The task: Looking at the data, count the lines where the word "columns" occurs and answer with only the number.

=== Section Start ===

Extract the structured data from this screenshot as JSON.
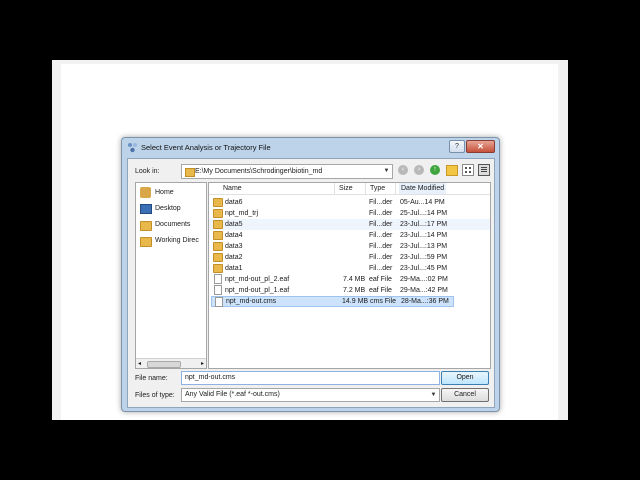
{
  "dialog": {
    "title": "Select Event Analysis or Trajectory File",
    "help_label": "?",
    "close_label": "✕"
  },
  "lookin": {
    "label": "Look in:",
    "path": "E:\\My Documents\\Schrodinger\\biotin_md"
  },
  "sidebar": {
    "items": [
      {
        "label": "Home",
        "icon": "home-icon"
      },
      {
        "label": "Desktop",
        "icon": "desktop-icon"
      },
      {
        "label": "Documents",
        "icon": "folder-icon"
      },
      {
        "label": "Working Direc",
        "icon": "folder-icon"
      }
    ]
  },
  "columns": {
    "name": "Name",
    "size": "Size",
    "type": "Type",
    "date": "Date Modified"
  },
  "files": [
    {
      "name": "data6",
      "size": "",
      "type": "Fil...der",
      "date": "05-Au...14 PM",
      "kind": "folder"
    },
    {
      "name": "npt_md_trj",
      "size": "",
      "type": "Fil...der",
      "date": "25-Jul...:14 PM",
      "kind": "folder"
    },
    {
      "name": "data5",
      "size": "",
      "type": "Fil...der",
      "date": "23-Jul...:17 PM",
      "kind": "folder"
    },
    {
      "name": "data4",
      "size": "",
      "type": "Fil...der",
      "date": "23-Jul...:14 PM",
      "kind": "folder"
    },
    {
      "name": "data3",
      "size": "",
      "type": "Fil...der",
      "date": "23-Jul...:13 PM",
      "kind": "folder"
    },
    {
      "name": "data2",
      "size": "",
      "type": "Fil...der",
      "date": "23-Jul...:59 PM",
      "kind": "folder"
    },
    {
      "name": "data1",
      "size": "",
      "type": "Fil...der",
      "date": "23-Jul...:45 PM",
      "kind": "folder"
    },
    {
      "name": "npt_md-out_pl_2.eaf",
      "size": "7.4 MB",
      "type": "eaf File",
      "date": "29-Ma...:02 PM",
      "kind": "file"
    },
    {
      "name": "npt_md-out_pl_1.eaf",
      "size": "7.2 MB",
      "type": "eaf File",
      "date": "29-Ma...:42 PM",
      "kind": "file"
    },
    {
      "name": "npt_md-out.cms",
      "size": "14.9 MB",
      "type": "cms File",
      "date": "28-Ma...:36 PM",
      "kind": "file"
    }
  ],
  "filename": {
    "label": "File name:",
    "value": "npt_md-out.cms"
  },
  "filetype": {
    "label": "Files of type:",
    "value": "Any Valid File (*.eaf *-out.cms)"
  },
  "buttons": {
    "open": "Open",
    "cancel": "Cancel"
  },
  "colors": {
    "selection": "#cce3fb",
    "titlebar": "#bcd3ea",
    "close": "#c5503b"
  }
}
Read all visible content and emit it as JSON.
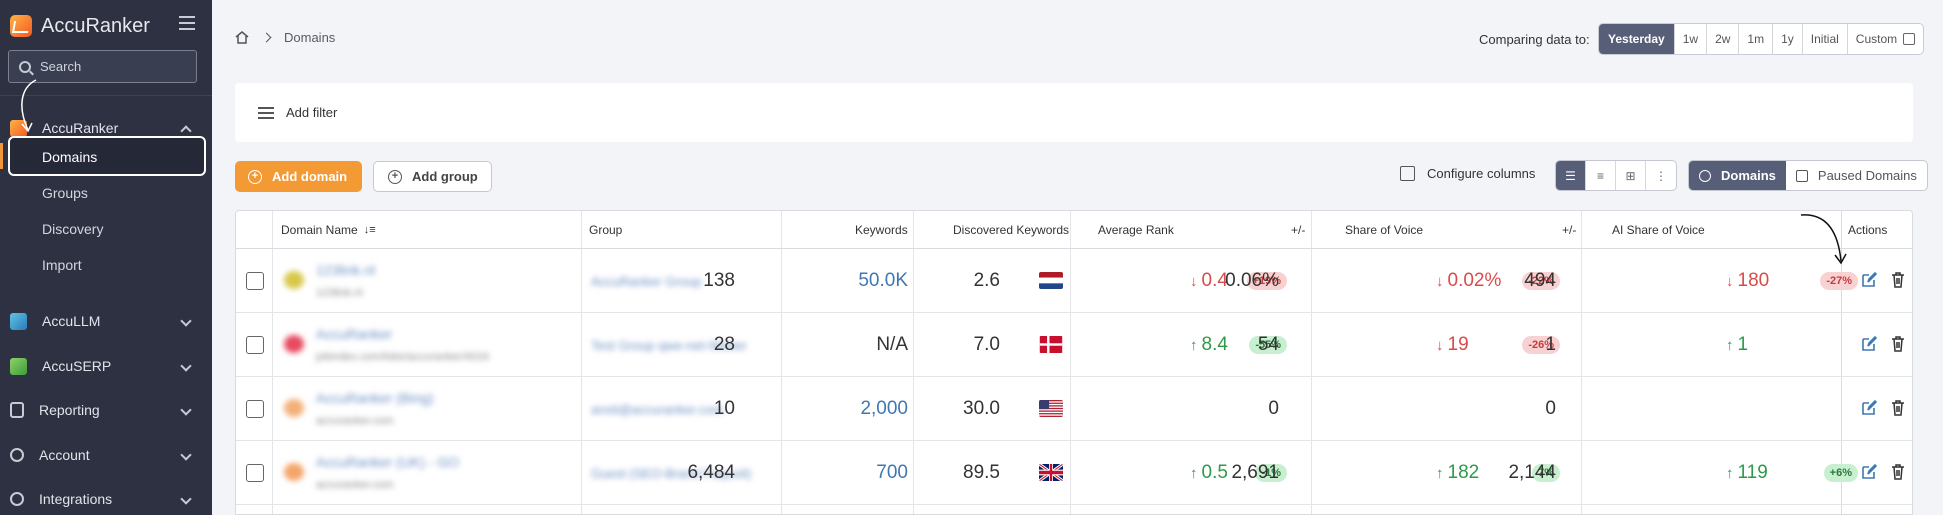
{
  "sidebar": {
    "brand": "AccuRanker",
    "search_placeholder": "Search",
    "groups": [
      {
        "label": "AccuRanker",
        "sub": [
          "Domains",
          "Groups",
          "Discovery",
          "Import"
        ]
      },
      {
        "label": "AccuLLM"
      },
      {
        "label": "AccuSERP"
      },
      {
        "label": "Reporting"
      },
      {
        "label": "Account"
      },
      {
        "label": "Integrations"
      }
    ]
  },
  "breadcrumb": {
    "current": "Domains"
  },
  "compare": {
    "label": "Comparing data to:",
    "options": [
      "Yesterday",
      "1w",
      "2w",
      "1m",
      "1y",
      "Initial",
      "Custom"
    ]
  },
  "filter": {
    "add_label": "Add filter"
  },
  "toolbar": {
    "add_domain": "Add domain",
    "add_group": "Add group",
    "configure_columns": "Configure columns",
    "domains_tab": "Domains",
    "paused_tab": "Paused Domains"
  },
  "table": {
    "headers": {
      "domain": "Domain Name",
      "group": "Group",
      "keywords": "Keywords",
      "discovered": "Discovered Keywords",
      "avg_rank": "Average Rank",
      "pm1": "+/-",
      "sov": "Share of Voice",
      "pm2": "+/-",
      "ai_sov": "AI Share of Voice",
      "actions": "Actions"
    },
    "rows": [
      {
        "domain": "123link.nl",
        "url": "123link.nl",
        "group": "AccuRanker Group",
        "keywords": "138",
        "discovered": "50.0K",
        "flag": "nl",
        "avg_rank": "2.6",
        "rank_change": "0.4",
        "rank_dir": "down",
        "rank_badge": "+19%",
        "rank_badge_type": "rd",
        "sov": "0.06%",
        "sov_change": "0.02%",
        "sov_dir": "down",
        "sov_badge": "-22%",
        "sov_badge_type": "rd",
        "ai_sov": "494",
        "ai_change": "180",
        "ai_dir": "down",
        "ai_badge": "-27%",
        "ai_badge_type": "rd"
      },
      {
        "domain": "AccuRanker",
        "url": "jobindex.com/lobs/accuranker/4016",
        "group": "Test Group qwe-net-Weber",
        "keywords": "28",
        "discovered": "N/A",
        "flag": "dk",
        "avg_rank": "7.0",
        "rank_change": "8.4",
        "rank_dir": "up",
        "rank_badge": "-55%",
        "rank_badge_type": "g",
        "sov": "54",
        "sov_change": "19",
        "sov_dir": "down",
        "sov_badge": "-26%",
        "sov_badge_type": "rd",
        "ai_sov": "1",
        "ai_change": "1",
        "ai_dir": "up",
        "ai_badge": "",
        "ai_badge_type": "g"
      },
      {
        "domain": "AccuRanker (Bing)",
        "url": "accuranker.com",
        "group": "ansti@accuranker.com",
        "keywords": "10",
        "discovered": "2,000",
        "flag": "us",
        "avg_rank": "30.0",
        "rank_change": "",
        "rank_dir": "",
        "rank_badge": "",
        "rank_badge_type": "g",
        "sov": "0",
        "sov_change": "",
        "sov_dir": "",
        "sov_badge": "",
        "sov_badge_type": "g",
        "ai_sov": "0",
        "ai_change": "",
        "ai_dir": "",
        "ai_badge": "",
        "ai_badge_type": "g"
      },
      {
        "domain": "AccuRanker (UK) - GO",
        "url": "accuranker.com",
        "group": "Guest (SEO-Brand Faquoit)",
        "keywords": "6,484",
        "discovered": "700",
        "flag": "uk",
        "avg_rank": "89.5",
        "rank_change": "0.5",
        "rank_dir": "up",
        "rank_badge": "-1%",
        "rank_badge_type": "g",
        "sov": "2,691",
        "sov_change": "182",
        "sov_dir": "up",
        "sov_badge": "7%",
        "sov_badge_type": "g",
        "ai_sov": "2,144",
        "ai_change": "119",
        "ai_dir": "up",
        "ai_badge": "+6%",
        "ai_badge_type": "g"
      }
    ]
  },
  "colors": {
    "sidebar_bg": "#2e3142",
    "accent_orange": "#f39a34",
    "toggle_active": "#575e78",
    "link_blue": "#3e78b2",
    "up_green": "#2d9a4a",
    "down_red": "#d94b4b"
  },
  "icons": [
    "hamburger-icon",
    "search-icon",
    "home-icon",
    "calendar-icon",
    "filter-icon",
    "plus-circle-icon",
    "columns-icon",
    "globe-icon",
    "pause-icon",
    "edit-icon",
    "trash-icon",
    "sort-icon",
    "chevron-down-icon",
    "chevron-up-icon"
  ]
}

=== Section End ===

Answer section: 3